== Problem statement ==
With no line omitted, restate the records below exactly as they appear.

________________________________________

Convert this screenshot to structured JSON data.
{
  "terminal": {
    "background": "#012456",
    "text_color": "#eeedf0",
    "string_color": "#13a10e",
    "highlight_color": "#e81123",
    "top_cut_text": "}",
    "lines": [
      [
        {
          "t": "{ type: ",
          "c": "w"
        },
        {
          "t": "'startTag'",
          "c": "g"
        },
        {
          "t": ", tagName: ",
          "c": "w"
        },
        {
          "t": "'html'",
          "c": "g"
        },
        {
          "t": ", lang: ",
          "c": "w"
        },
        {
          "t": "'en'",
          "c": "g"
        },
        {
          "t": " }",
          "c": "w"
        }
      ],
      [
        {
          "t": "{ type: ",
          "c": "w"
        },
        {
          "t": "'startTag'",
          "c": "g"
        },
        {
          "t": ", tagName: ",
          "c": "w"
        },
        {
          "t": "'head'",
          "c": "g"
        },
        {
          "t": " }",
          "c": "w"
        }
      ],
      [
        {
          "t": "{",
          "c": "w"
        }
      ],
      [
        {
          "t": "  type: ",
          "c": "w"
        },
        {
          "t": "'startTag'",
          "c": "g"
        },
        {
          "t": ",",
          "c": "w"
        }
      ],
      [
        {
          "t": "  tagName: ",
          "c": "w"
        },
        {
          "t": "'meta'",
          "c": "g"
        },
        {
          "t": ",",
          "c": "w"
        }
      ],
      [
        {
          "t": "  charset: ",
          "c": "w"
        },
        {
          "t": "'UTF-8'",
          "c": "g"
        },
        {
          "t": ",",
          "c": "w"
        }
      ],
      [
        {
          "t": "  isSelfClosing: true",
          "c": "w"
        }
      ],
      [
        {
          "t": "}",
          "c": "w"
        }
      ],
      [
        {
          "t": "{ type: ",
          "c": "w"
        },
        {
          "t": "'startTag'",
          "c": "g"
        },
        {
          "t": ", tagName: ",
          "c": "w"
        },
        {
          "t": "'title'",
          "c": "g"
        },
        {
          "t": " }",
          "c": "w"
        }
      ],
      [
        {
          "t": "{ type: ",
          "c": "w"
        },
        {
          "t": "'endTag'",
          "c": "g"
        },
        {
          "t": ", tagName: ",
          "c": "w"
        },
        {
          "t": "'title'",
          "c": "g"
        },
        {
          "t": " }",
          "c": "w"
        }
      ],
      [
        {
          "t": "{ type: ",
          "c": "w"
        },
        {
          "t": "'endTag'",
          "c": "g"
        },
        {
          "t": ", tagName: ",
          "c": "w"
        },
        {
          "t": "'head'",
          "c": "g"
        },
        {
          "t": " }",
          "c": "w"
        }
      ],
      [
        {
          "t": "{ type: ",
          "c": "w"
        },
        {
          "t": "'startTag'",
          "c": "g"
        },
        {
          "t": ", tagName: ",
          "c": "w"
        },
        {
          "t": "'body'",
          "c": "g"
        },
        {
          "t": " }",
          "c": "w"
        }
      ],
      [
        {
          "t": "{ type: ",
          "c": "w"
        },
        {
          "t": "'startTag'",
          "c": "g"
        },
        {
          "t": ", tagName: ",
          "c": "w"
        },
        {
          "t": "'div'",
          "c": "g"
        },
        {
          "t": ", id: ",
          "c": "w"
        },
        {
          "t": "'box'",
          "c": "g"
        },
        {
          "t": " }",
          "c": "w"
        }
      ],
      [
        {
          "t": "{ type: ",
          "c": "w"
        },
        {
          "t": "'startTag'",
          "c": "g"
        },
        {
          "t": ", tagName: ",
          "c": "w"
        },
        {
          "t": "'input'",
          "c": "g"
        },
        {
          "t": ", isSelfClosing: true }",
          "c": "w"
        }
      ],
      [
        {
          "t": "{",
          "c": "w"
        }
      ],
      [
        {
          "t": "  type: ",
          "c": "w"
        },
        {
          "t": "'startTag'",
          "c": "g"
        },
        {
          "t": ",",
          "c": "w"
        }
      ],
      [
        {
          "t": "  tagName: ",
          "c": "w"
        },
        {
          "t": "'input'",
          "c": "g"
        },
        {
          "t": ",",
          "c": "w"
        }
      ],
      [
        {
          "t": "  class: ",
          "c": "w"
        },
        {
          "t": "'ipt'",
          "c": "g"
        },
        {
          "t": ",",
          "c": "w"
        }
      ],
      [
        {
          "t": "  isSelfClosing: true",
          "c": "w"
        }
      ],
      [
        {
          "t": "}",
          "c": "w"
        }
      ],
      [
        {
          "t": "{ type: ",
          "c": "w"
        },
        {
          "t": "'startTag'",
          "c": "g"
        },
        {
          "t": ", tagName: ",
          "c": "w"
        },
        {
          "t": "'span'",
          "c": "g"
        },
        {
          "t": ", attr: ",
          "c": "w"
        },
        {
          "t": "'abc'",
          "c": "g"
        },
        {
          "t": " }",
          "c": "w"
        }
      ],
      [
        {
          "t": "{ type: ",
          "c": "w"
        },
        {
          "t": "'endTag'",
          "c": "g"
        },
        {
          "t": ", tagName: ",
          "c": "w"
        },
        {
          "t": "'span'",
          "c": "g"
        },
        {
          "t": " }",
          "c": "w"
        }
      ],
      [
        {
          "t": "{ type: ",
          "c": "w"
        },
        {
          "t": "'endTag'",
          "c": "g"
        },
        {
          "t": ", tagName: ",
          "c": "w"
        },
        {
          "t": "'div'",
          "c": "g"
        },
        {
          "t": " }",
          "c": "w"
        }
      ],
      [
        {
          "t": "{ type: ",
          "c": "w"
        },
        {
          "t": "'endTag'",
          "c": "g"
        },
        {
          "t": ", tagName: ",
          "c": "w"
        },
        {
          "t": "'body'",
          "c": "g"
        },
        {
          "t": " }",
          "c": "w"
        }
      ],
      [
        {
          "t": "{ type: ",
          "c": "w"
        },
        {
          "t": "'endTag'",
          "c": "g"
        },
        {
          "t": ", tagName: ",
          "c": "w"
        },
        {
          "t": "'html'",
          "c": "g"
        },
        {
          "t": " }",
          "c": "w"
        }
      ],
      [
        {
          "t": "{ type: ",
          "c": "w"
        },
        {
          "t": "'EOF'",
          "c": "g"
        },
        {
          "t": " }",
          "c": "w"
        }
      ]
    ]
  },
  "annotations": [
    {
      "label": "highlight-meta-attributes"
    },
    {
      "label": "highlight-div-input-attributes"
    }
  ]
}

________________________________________

== Solution to the problem ==
Convert this screenshot to structured JSON data.
{
  "terminal": {
    "background": "#012456",
    "text_color": "#eeedf0",
    "string_color": "#13a10e",
    "highlight_color": "#e81123",
    "top_cut_text": "}",
    "lines": [
      [
        {
          "t": "{ type: ",
          "c": "w"
        },
        {
          "t": "'startTag'",
          "c": "g"
        },
        {
          "t": ", tagName: ",
          "c": "w"
        },
        {
          "t": "'html'",
          "c": "g"
        },
        {
          "t": ", lang: ",
          "c": "w"
        },
        {
          "t": "'en'",
          "c": "g"
        },
        {
          "t": " }",
          "c": "w"
        }
      ],
      [
        {
          "t": "{ type: ",
          "c": "w"
        },
        {
          "t": "'startTag'",
          "c": "g"
        },
        {
          "t": ", tagName: ",
          "c": "w"
        },
        {
          "t": "'head'",
          "c": "g"
        },
        {
          "t": " }",
          "c": "w"
        }
      ],
      [
        {
          "t": "{",
          "c": "w"
        }
      ],
      [
        {
          "t": "  type: ",
          "c": "w"
        },
        {
          "t": "'startTag'",
          "c": "g"
        },
        {
          "t": ",",
          "c": "w"
        }
      ],
      [
        {
          "t": "  tagName: ",
          "c": "w"
        },
        {
          "t": "'meta'",
          "c": "g"
        },
        {
          "t": ",",
          "c": "w"
        }
      ],
      [
        {
          "t": "  charset: ",
          "c": "w"
        },
        {
          "t": "'UTF-8'",
          "c": "g"
        },
        {
          "t": ",",
          "c": "w"
        }
      ],
      [
        {
          "t": "  isSelfClosing: true",
          "c": "w"
        }
      ],
      [
        {
          "t": "}",
          "c": "w"
        }
      ],
      [
        {
          "t": "{ type: ",
          "c": "w"
        },
        {
          "t": "'startTag'",
          "c": "g"
        },
        {
          "t": ", tagName: ",
          "c": "w"
        },
        {
          "t": "'title'",
          "c": "g"
        },
        {
          "t": " }",
          "c": "w"
        }
      ],
      [
        {
          "t": "{ type: ",
          "c": "w"
        },
        {
          "t": "'endTag'",
          "c": "g"
        },
        {
          "t": ", tagName: ",
          "c": "w"
        },
        {
          "t": "'title'",
          "c": "g"
        },
        {
          "t": " }",
          "c": "w"
        }
      ],
      [
        {
          "t": "{ type: ",
          "c": "w"
        },
        {
          "t": "'endTag'",
          "c": "g"
        },
        {
          "t": ", tagName: ",
          "c": "w"
        },
        {
          "t": "'head'",
          "c": "g"
        },
        {
          "t": " }",
          "c": "w"
        }
      ],
      [
        {
          "t": "{ type: ",
          "c": "w"
        },
        {
          "t": "'startTag'",
          "c": "g"
        },
        {
          "t": ", tagName: ",
          "c": "w"
        },
        {
          "t": "'body'",
          "c": "g"
        },
        {
          "t": " }",
          "c": "w"
        }
      ],
      [
        {
          "t": "{ type: ",
          "c": "w"
        },
        {
          "t": "'startTag'",
          "c": "g"
        },
        {
          "t": ", tagName: ",
          "c": "w"
        },
        {
          "t": "'div'",
          "c": "g"
        },
        {
          "t": ", id: ",
          "c": "w"
        },
        {
          "t": "'box'",
          "c": "g"
        },
        {
          "t": " }",
          "c": "w"
        }
      ],
      [
        {
          "t": "{ type: ",
          "c": "w"
        },
        {
          "t": "'startTag'",
          "c": "g"
        },
        {
          "t": ", tagName: ",
          "c": "w"
        },
        {
          "t": "'input'",
          "c": "g"
        },
        {
          "t": ", isSelfClosing: true }",
          "c": "w"
        }
      ],
      [
        {
          "t": "{",
          "c": "w"
        }
      ],
      [
        {
          "t": "  type: ",
          "c": "w"
        },
        {
          "t": "'startTag'",
          "c": "g"
        },
        {
          "t": ",",
          "c": "w"
        }
      ],
      [
        {
          "t": "  tagName: ",
          "c": "w"
        },
        {
          "t": "'input'",
          "c": "g"
        },
        {
          "t": ",",
          "c": "w"
        }
      ],
      [
        {
          "t": "  class: ",
          "c": "w"
        },
        {
          "t": "'ipt'",
          "c": "g"
        },
        {
          "t": ",",
          "c": "w"
        }
      ],
      [
        {
          "t": "  isSelfClosing: true",
          "c": "w"
        }
      ],
      [
        {
          "t": "}",
          "c": "w"
        }
      ],
      [
        {
          "t": "{ type: ",
          "c": "w"
        },
        {
          "t": "'startTag'",
          "c": "g"
        },
        {
          "t": ", tagName: ",
          "c": "w"
        },
        {
          "t": "'span'",
          "c": "g"
        },
        {
          "t": ", attr: ",
          "c": "w"
        },
        {
          "t": "'abc'",
          "c": "g"
        },
        {
          "t": " }",
          "c": "w"
        }
      ],
      [
        {
          "t": "{ type: ",
          "c": "w"
        },
        {
          "t": "'endTag'",
          "c": "g"
        },
        {
          "t": ", tagName: ",
          "c": "w"
        },
        {
          "t": "'span'",
          "c": "g"
        },
        {
          "t": " }",
          "c": "w"
        }
      ],
      [
        {
          "t": "{ type: ",
          "c": "w"
        },
        {
          "t": "'endTag'",
          "c": "g"
        },
        {
          "t": ", tagName: ",
          "c": "w"
        },
        {
          "t": "'div'",
          "c": "g"
        },
        {
          "t": " }",
          "c": "w"
        }
      ],
      [
        {
          "t": "{ type: ",
          "c": "w"
        },
        {
          "t": "'endTag'",
          "c": "g"
        },
        {
          "t": ", tagName: ",
          "c": "w"
        },
        {
          "t": "'body'",
          "c": "g"
        },
        {
          "t": " }",
          "c": "w"
        }
      ],
      [
        {
          "t": "{ type: ",
          "c": "w"
        },
        {
          "t": "'endTag'",
          "c": "g"
        },
        {
          "t": ", tagName: ",
          "c": "w"
        },
        {
          "t": "'html'",
          "c": "g"
        },
        {
          "t": " }",
          "c": "w"
        }
      ],
      [
        {
          "t": "{ type: ",
          "c": "w"
        },
        {
          "t": "'EOF'",
          "c": "g"
        },
        {
          "t": " }",
          "c": "w"
        }
      ]
    ]
  },
  "annotations": [
    {
      "label": "highlight-meta-attributes"
    },
    {
      "label": "highlight-div-input-attributes"
    }
  ]
}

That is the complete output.